[Supplied entries Boundary: Start]

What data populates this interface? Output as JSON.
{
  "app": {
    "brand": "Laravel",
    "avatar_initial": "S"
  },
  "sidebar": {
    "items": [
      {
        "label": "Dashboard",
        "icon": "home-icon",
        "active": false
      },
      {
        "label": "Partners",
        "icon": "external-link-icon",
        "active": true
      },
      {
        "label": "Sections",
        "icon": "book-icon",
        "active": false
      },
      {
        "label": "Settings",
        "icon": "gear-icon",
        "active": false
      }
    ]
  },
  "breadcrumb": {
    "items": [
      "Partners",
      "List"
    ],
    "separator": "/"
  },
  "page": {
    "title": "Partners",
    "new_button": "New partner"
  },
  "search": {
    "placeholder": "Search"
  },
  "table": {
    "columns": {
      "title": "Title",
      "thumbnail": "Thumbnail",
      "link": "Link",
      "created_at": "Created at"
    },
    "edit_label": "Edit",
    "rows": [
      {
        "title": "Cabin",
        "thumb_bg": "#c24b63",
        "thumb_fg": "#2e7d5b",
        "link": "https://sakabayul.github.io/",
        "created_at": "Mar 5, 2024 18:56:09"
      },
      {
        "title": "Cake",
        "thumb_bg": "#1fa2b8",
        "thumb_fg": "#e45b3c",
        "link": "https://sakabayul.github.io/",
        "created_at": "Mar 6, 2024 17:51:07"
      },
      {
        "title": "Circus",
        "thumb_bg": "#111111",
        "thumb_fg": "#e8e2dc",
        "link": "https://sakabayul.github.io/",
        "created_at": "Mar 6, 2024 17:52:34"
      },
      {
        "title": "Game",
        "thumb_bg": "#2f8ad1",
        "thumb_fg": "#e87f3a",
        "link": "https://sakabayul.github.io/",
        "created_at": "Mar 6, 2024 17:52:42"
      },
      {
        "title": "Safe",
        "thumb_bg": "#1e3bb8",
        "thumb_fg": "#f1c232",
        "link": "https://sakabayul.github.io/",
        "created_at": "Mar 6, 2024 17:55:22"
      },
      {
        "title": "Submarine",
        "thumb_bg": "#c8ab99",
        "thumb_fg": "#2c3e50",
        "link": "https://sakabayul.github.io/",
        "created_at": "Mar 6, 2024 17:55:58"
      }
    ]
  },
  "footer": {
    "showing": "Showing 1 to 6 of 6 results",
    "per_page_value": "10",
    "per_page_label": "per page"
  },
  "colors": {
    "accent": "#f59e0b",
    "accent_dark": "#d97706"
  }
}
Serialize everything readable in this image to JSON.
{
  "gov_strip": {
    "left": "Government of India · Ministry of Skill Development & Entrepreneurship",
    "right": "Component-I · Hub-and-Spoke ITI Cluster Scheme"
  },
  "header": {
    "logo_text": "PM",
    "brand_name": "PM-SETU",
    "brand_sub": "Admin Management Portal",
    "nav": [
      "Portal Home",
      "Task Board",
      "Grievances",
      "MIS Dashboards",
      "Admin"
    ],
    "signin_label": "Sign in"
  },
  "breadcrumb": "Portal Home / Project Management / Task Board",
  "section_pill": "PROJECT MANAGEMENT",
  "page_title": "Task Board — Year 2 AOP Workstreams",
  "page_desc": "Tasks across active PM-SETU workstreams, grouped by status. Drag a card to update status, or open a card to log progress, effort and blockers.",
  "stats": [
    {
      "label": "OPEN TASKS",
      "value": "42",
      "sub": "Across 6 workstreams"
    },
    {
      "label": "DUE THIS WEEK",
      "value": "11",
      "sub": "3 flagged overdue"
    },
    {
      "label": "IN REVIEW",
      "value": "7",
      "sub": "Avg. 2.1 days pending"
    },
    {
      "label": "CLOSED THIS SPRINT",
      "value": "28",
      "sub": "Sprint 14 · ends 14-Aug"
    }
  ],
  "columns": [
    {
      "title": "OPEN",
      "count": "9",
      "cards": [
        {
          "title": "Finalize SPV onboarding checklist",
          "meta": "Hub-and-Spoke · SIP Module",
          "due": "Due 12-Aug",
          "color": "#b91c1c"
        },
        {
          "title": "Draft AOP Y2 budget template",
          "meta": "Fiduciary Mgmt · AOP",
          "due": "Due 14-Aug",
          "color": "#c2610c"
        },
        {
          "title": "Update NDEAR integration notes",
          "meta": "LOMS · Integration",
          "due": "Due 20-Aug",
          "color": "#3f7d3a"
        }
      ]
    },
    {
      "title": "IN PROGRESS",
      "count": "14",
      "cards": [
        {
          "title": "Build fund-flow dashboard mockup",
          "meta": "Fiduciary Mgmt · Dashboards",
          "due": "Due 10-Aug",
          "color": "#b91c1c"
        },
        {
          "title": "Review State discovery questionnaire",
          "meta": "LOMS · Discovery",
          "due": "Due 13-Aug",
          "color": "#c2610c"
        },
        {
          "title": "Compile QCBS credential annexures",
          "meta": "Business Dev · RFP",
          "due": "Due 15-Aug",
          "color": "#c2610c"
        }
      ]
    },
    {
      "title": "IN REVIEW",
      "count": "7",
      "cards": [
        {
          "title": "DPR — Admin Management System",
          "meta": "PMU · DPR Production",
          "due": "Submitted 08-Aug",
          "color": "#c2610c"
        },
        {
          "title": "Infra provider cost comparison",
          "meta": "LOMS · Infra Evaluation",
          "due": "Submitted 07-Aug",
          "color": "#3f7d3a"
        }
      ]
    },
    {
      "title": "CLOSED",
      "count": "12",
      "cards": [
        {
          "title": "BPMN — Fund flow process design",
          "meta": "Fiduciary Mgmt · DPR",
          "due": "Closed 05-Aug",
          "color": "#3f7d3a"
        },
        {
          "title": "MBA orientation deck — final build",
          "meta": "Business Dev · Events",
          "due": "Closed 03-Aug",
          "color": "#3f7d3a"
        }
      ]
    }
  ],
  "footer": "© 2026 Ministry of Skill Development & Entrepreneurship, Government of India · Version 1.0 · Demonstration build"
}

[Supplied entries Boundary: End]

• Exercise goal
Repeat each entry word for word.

• Answer area
What data populates this interface? Output as JSON.
{
  "app": {
    "brand": "Laravel",
    "avatar_initial": "S"
  },
  "sidebar": {
    "items": [
      {
        "label": "Dashboard",
        "icon": "home-icon",
        "active": false
      },
      {
        "label": "Partners",
        "icon": "external-link-icon",
        "active": true
      },
      {
        "label": "Sections",
        "icon": "book-icon",
        "active": false
      },
      {
        "label": "Settings",
        "icon": "gear-icon",
        "active": false
      }
    ]
  },
  "breadcrumb": {
    "items": [
      "Partners",
      "List"
    ],
    "separator": "/"
  },
  "page": {
    "title": "Partners",
    "new_button": "New partner"
  },
  "search": {
    "placeholder": "Search"
  },
  "table": {
    "columns": {
      "title": "Title",
      "thumbnail": "Thumbnail",
      "link": "Link",
      "created_at": "Created at"
    },
    "edit_label": "Edit",
    "rows": [
      {
        "title": "Cabin",
        "thumb_bg": "#c24b63",
        "thumb_fg": "#2e7d5b",
        "link": "https://sakabayul.github.io/",
        "created_at": "Mar 5, 2024 18:56:09"
      },
      {
        "title": "Cake",
        "thumb_bg": "#1fa2b8",
        "thumb_fg": "#e45b3c",
        "link": "https://sakabayul.github.io/",
        "created_at": "Mar 6, 2024 17:51:07"
      },
      {
        "title": "Circus",
        "thumb_bg": "#111111",
        "thumb_fg": "#e8e2dc",
        "link": "https://sakabayul.github.io/",
        "created_at": "Mar 6, 2024 17:52:34"
      },
      {
        "title": "Game",
        "thumb_bg": "#2f8ad1",
        "thumb_fg": "#e87f3a",
        "link": "https://sakabayul.github.io/",
        "created_at": "Mar 6, 2024 17:52:42"
      },
      {
        "title": "Safe",
        "thumb_bg": "#1e3bb8",
        "thumb_fg": "#f1c232",
        "link": "https://sakabayul.github.io/",
        "created_at": "Mar 6, 2024 17:55:22"
      },
      {
        "title": "Submarine",
        "thumb_bg": "#c8ab99",
        "thumb_fg": "#2c3e50",
        "link": "https://sakabayul.github.io/",
        "created_at": "Mar 6, 2024 17:55:58"
      }
    ]
  },
  "footer": {
    "showing": "Showing 1 to 6 of 6 results",
    "per_page_value": "10",
    "per_page_label": "per page"
  },
  "colors": {
    "accent": "#f59e0b",
    "accent_dark": "#d97706"
  }
}
Serialize everything readable in this image to JSON.
{
  "gov_strip": {
    "left": "Government of India · Ministry of Skill Development & Entrepreneurship",
    "right": "Component-I · Hub-and-Spoke ITI Cluster Scheme"
  },
  "header": {
    "logo_text": "PM",
    "brand_name": "PM-SETU",
    "brand_sub": "Admin Management Portal",
    "nav": [
      "Portal Home",
      "Task Board",
      "Grievances",
      "MIS Dashboards",
      "Admin"
    ],
    "signin_label": "Sign in"
  },
  "breadcrumb": "Portal Home / Project Management / Task Board",
  "section_pill": "PROJECT MANAGEMENT",
  "page_title": "Task Board — Year 2 AOP Workstreams",
  "page_desc": "Tasks across active PM-SETU workstreams, grouped by status. Drag a card to update status, or open a card to log progress, effort and blockers.",
  "stats": [
    {
      "label": "OPEN TASKS",
      "value": "42",
      "sub": "Across 6 workstreams"
    },
    {
      "label": "DUE THIS WEEK",
      "value": "11",
      "sub": "3 flagged overdue"
    },
    {
      "label": "IN REVIEW",
      "value": "7",
      "sub": "Avg. 2.1 days pending"
    },
    {
      "label": "CLOSED THIS SPRINT",
      "value": "28",
      "sub": "Sprint 14 · ends 14-Aug"
    }
  ],
  "columns": [
    {
      "title": "OPEN",
      "count": "9",
      "cards": [
        {
          "title": "Finalize SPV onboarding checklist",
          "meta": "Hub-and-Spoke · SIP Module",
          "due": "Due 12-Aug",
          "color": "#b91c1c"
        },
        {
          "title": "Draft AOP Y2 budget template",
          "meta": "Fiduciary Mgmt · AOP",
          "due": "Due 14-Aug",
          "color": "#c2610c"
        },
        {
          "title": "Update NDEAR integration notes",
          "meta": "LOMS · Integration",
          "due": "Due 20-Aug",
          "color": "#3f7d3a"
        }
      ]
    },
    {
      "title": "IN PROGRESS",
      "count": "14",
      "cards": [
        {
          "title": "Build fund-flow dashboard mockup",
          "meta": "Fiduciary Mgmt · Dashboards",
          "due": "Due 10-Aug",
          "color": "#b91c1c"
        },
        {
          "title": "Review State discovery questionnaire",
          "meta": "LOMS · Discovery",
          "due": "Due 13-Aug",
          "color": "#c2610c"
        },
        {
          "title": "Compile QCBS credential annexures",
          "meta": "Business Dev · RFP",
          "due": "Due 15-Aug",
          "color": "#c2610c"
        }
      ]
    },
    {
      "title": "IN REVIEW",
      "count": "7",
      "cards": [
        {
          "title": "DPR — Admin Management System",
          "meta": "PMU · DPR Production",
          "due": "Submitted 08-Aug",
          "color": "#c2610c"
        },
        {
          "title": "Infra provider cost comparison",
          "meta": "LOMS · Infra Evaluation",
          "due": "Submitted 07-Aug",
          "color": "#3f7d3a"
        }
      ]
    },
    {
      "title": "CLOSED",
      "count": "12",
      "cards": [
        {
          "title": "BPMN — Fund flow process design",
          "meta": "Fiduciary Mgmt · DPR",
          "due": "Closed 05-Aug",
          "color": "#3f7d3a"
        },
        {
          "title": "MBA orientation deck — final build",
          "meta": "Business Dev · Events",
          "due": "Closed 03-Aug",
          "color": "#3f7d3a"
        }
      ]
    }
  ],
  "footer": "© 2026 Ministry of Skill Development & Entrepreneurship, Government of India · Version 1.0 · Demonstration build"
}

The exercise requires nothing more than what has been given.